No. 1
Prime Minister Churchill to President Truman 1

top secret

Prime Minister to President Truman. Number 34. Personal and top secret.

I send you in my immediately following telegram2 the personal answer3 which U. J.4 has sent to me on my long telegram of April 295 which latter you thought well of and also supported by the message quoted in your Number 25.6 It seems to me that matters7 can hardly be carried further by correspondence and that, as soon as possible, there should be a meeting of the three heads of governments. Meanwhile we should hold firmly to the existing position obtained or being obtained by our armies in Yugoslavia, in Austria, in Czechoslovakia, on the main central United States front and on the British front reaching up to Lübeck including Denmark. There will be plenty to [Page 4] occupy both armies in collecting the prisoners during the next few days, and we may hope that the VE celebration will also occupy the public mind at home. Thereafter I feel that we must most earnestly consider our attitude towards the Soviets and show them how much we have to offer or withhold.

. . . . . . .
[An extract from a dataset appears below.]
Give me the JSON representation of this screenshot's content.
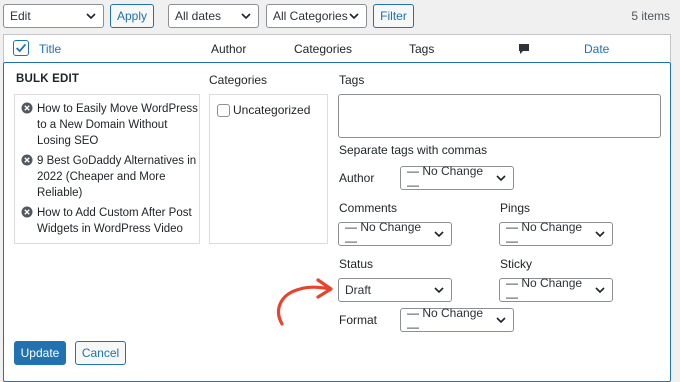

  1. Sent by the United States Military Attaché, London, via Army channels. Text communicated to the Secretary of State by Fleet Admiral William D. Leahy, Chief of Staff to the Commander in Chief of the Army and Navy, in a memorandum of May 9 (file No. 860c.01/5–945).
  2. Not printed.
  3. See Winston S. Churchill, Triumph and Tragedy (vol. vi of The Second World War) (Boston, 1953), p. 499; Stalin’s Correspondence With Churchill, Attlee, Roosevelt and Truman, 1941–45 (New York, 1958), vol. i, p. 346. The short title Stalin’s Correspondence is hereafter used to refer to the last-cited publication, which constitutes a reissue (including the original title pages and with the original pagination but bound in one volume) of the two volumes of Correspondence Between the Chairman of the Council of Ministers of the U.S.S.R. and the Presidents of the U.S.A. and the Prime Ministers of Great Britain During the Great Patriotic War of 1941–1945 (Moscow, Foreign Languages Publishing House, 1957; Ministry of Foreign Affairs publication). For a citation to the Russian text of this compilation, see document No. 21, footnote 1.
  4. Uncle Joe, i. e., Stalin.
  5. See Churchill, Triumph and Tragedy, p. 494; Stalin’s Correspondence, vol. i, p. 338.
  6. Not printed. Truman’s telegram No. 25 to Churchill quoted for the latter’s information the text of Truman’s message of May 4 to Stalin concerning Poland. See Harry S. Truman, Year of Decisions (vol. i of Memoirs by Harry S. Truman) (Garden City, 1955), pp. 254–255; Stalin’s Correspondence, vol. ii, p. 228.
  7. With respect to the “matters” which Churchill presumably had in mind, see document No. 4.